*** GIVEN DATA ***
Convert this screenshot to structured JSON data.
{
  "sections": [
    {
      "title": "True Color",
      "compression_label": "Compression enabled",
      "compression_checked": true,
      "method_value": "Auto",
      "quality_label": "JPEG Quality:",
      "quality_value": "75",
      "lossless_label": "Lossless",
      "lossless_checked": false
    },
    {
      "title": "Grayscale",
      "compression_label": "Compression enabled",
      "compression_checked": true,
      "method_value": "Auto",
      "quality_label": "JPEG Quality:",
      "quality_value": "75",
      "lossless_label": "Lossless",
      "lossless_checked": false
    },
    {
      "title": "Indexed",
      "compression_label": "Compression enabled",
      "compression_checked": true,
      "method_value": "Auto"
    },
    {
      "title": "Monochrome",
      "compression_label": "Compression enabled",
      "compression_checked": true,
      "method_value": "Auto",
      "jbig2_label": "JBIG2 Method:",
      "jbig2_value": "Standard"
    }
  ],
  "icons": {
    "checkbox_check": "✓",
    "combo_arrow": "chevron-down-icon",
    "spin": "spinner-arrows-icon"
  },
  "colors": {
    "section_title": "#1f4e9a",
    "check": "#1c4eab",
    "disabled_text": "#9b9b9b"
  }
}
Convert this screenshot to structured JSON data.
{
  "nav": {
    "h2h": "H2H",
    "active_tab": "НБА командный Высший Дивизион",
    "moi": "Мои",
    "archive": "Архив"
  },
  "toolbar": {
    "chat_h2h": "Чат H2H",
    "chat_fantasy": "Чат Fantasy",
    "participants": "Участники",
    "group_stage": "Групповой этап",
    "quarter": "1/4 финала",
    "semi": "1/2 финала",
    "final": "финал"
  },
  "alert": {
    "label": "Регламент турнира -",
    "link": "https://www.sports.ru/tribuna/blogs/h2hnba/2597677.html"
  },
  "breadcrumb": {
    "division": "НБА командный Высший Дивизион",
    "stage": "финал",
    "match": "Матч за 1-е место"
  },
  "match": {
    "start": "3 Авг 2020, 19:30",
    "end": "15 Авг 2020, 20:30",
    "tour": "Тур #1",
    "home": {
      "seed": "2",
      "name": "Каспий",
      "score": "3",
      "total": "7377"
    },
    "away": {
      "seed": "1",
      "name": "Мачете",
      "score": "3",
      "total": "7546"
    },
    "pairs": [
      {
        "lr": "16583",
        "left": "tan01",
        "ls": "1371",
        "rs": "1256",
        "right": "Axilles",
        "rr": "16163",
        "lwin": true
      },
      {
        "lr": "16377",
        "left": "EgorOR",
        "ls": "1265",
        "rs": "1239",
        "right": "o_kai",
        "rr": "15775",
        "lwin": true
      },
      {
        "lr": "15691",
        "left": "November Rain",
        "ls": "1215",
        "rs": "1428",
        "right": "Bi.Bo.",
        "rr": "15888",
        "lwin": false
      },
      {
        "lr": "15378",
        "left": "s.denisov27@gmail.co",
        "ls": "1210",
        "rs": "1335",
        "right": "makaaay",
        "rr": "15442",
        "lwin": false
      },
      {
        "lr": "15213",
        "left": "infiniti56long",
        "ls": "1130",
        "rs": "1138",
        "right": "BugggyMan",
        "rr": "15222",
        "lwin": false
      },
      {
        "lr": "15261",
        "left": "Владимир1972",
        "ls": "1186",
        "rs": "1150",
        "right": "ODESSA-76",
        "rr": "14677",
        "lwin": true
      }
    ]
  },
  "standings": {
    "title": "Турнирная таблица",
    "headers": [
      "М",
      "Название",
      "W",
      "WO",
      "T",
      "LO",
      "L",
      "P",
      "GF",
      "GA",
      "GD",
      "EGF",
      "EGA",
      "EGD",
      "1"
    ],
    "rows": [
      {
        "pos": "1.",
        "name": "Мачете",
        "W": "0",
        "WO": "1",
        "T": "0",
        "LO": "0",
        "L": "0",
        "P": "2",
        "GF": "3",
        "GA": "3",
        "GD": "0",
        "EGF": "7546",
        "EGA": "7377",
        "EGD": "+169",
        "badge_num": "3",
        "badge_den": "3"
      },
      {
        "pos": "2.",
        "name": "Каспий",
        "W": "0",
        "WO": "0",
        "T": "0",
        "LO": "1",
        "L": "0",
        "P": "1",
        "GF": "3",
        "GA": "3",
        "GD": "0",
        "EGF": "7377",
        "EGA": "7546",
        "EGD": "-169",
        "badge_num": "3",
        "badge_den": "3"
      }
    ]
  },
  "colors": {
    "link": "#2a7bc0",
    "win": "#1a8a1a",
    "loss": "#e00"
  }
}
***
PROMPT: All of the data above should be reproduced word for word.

EXERCISE OUTPUT:
Convert this screenshot to structured JSON data.
{
  "sections": [
    {
      "title": "True Color",
      "compression_label": "Compression enabled",
      "compression_checked": true,
      "method_value": "Auto",
      "quality_label": "JPEG Quality:",
      "quality_value": "75",
      "lossless_label": "Lossless",
      "lossless_checked": false
    },
    {
      "title": "Grayscale",
      "compression_label": "Compression enabled",
      "compression_checked": true,
      "method_value": "Auto",
      "quality_label": "JPEG Quality:",
      "quality_value": "75",
      "lossless_label": "Lossless",
      "lossless_checked": false
    },
    {
      "title": "Indexed",
      "compression_label": "Compression enabled",
      "compression_checked": true,
      "method_value": "Auto"
    },
    {
      "title": "Monochrome",
      "compression_label": "Compression enabled",
      "compression_checked": true,
      "method_value": "Auto",
      "jbig2_label": "JBIG2 Method:",
      "jbig2_value": "Standard"
    }
  ],
  "icons": {
    "checkbox_check": "✓",
    "combo_arrow": "chevron-down-icon",
    "spin": "spinner-arrows-icon"
  },
  "colors": {
    "section_title": "#1f4e9a",
    "check": "#1c4eab",
    "disabled_text": "#9b9b9b"
  }
}
Convert this screenshot to structured JSON data.
{
  "nav": {
    "h2h": "H2H",
    "active_tab": "НБА командный Высший Дивизион",
    "moi": "Мои",
    "archive": "Архив"
  },
  "toolbar": {
    "chat_h2h": "Чат H2H",
    "chat_fantasy": "Чат Fantasy",
    "participants": "Участники",
    "group_stage": "Групповой этап",
    "quarter": "1/4 финала",
    "semi": "1/2 финала",
    "final": "финал"
  },
  "alert": {
    "label": "Регламент турнира -",
    "link": "https://www.sports.ru/tribuna/blogs/h2hnba/2597677.html"
  },
  "breadcrumb": {
    "division": "НБА командный Высший Дивизион",
    "stage": "финал",
    "match": "Матч за 1-е место"
  },
  "match": {
    "start": "3 Авг 2020, 19:30",
    "end": "15 Авг 2020, 20:30",
    "tour": "Тур #1",
    "home": {
      "seed": "2",
      "name": "Каспий",
      "score": "3",
      "total": "7377"
    },
    "away": {
      "seed": "1",
      "name": "Мачете",
      "score": "3",
      "total": "7546"
    },
    "pairs": [
      {
        "lr": "16583",
        "left": "tan01",
        "ls": "1371",
        "rs": "1256",
        "right": "Axilles",
        "rr": "16163",
        "lwin": true
      },
      {
        "lr": "16377",
        "left": "EgorOR",
        "ls": "1265",
        "rs": "1239",
        "right": "o_kai",
        "rr": "15775",
        "lwin": true
      },
      {
        "lr": "15691",
        "left": "November Rain",
        "ls": "1215",
        "rs": "1428",
        "right": "Bi.Bo.",
        "rr": "15888",
        "lwin": false
      },
      {
        "lr": "15378",
        "left": "s.denisov27@gmail.co",
        "ls": "1210",
        "rs": "1335",
        "right": "makaaay",
        "rr": "15442",
        "lwin": false
      },
      {
        "lr": "15213",
        "left": "infiniti56long",
        "ls": "1130",
        "rs": "1138",
        "right": "BugggyMan",
        "rr": "15222",
        "lwin": false
      },
      {
        "lr": "15261",
        "left": "Владимир1972",
        "ls": "1186",
        "rs": "1150",
        "right": "ODESSA-76",
        "rr": "14677",
        "lwin": true
      }
    ]
  },
  "standings": {
    "title": "Турнирная таблица",
    "headers": [
      "М",
      "Название",
      "W",
      "WO",
      "T",
      "LO",
      "L",
      "P",
      "GF",
      "GA",
      "GD",
      "EGF",
      "EGA",
      "EGD",
      "1"
    ],
    "rows": [
      {
        "pos": "1.",
        "name": "Мачете",
        "W": "0",
        "WO": "1",
        "T": "0",
        "LO": "0",
        "L": "0",
        "P": "2",
        "GF": "3",
        "GA": "3",
        "GD": "0",
        "EGF": "7546",
        "EGA": "7377",
        "EGD": "+169",
        "badge_num": "3",
        "badge_den": "3"
      },
      {
        "pos": "2.",
        "name": "Каспий",
        "W": "0",
        "WO": "0",
        "T": "0",
        "LO": "1",
        "L": "0",
        "P": "1",
        "GF": "3",
        "GA": "3",
        "GD": "0",
        "EGF": "7377",
        "EGA": "7546",
        "EGD": "-169",
        "badge_num": "3",
        "badge_den": "3"
      }
    ]
  },
  "colors": {
    "link": "#2a7bc0",
    "win": "#1a8a1a",
    "loss": "#e00"
  }
}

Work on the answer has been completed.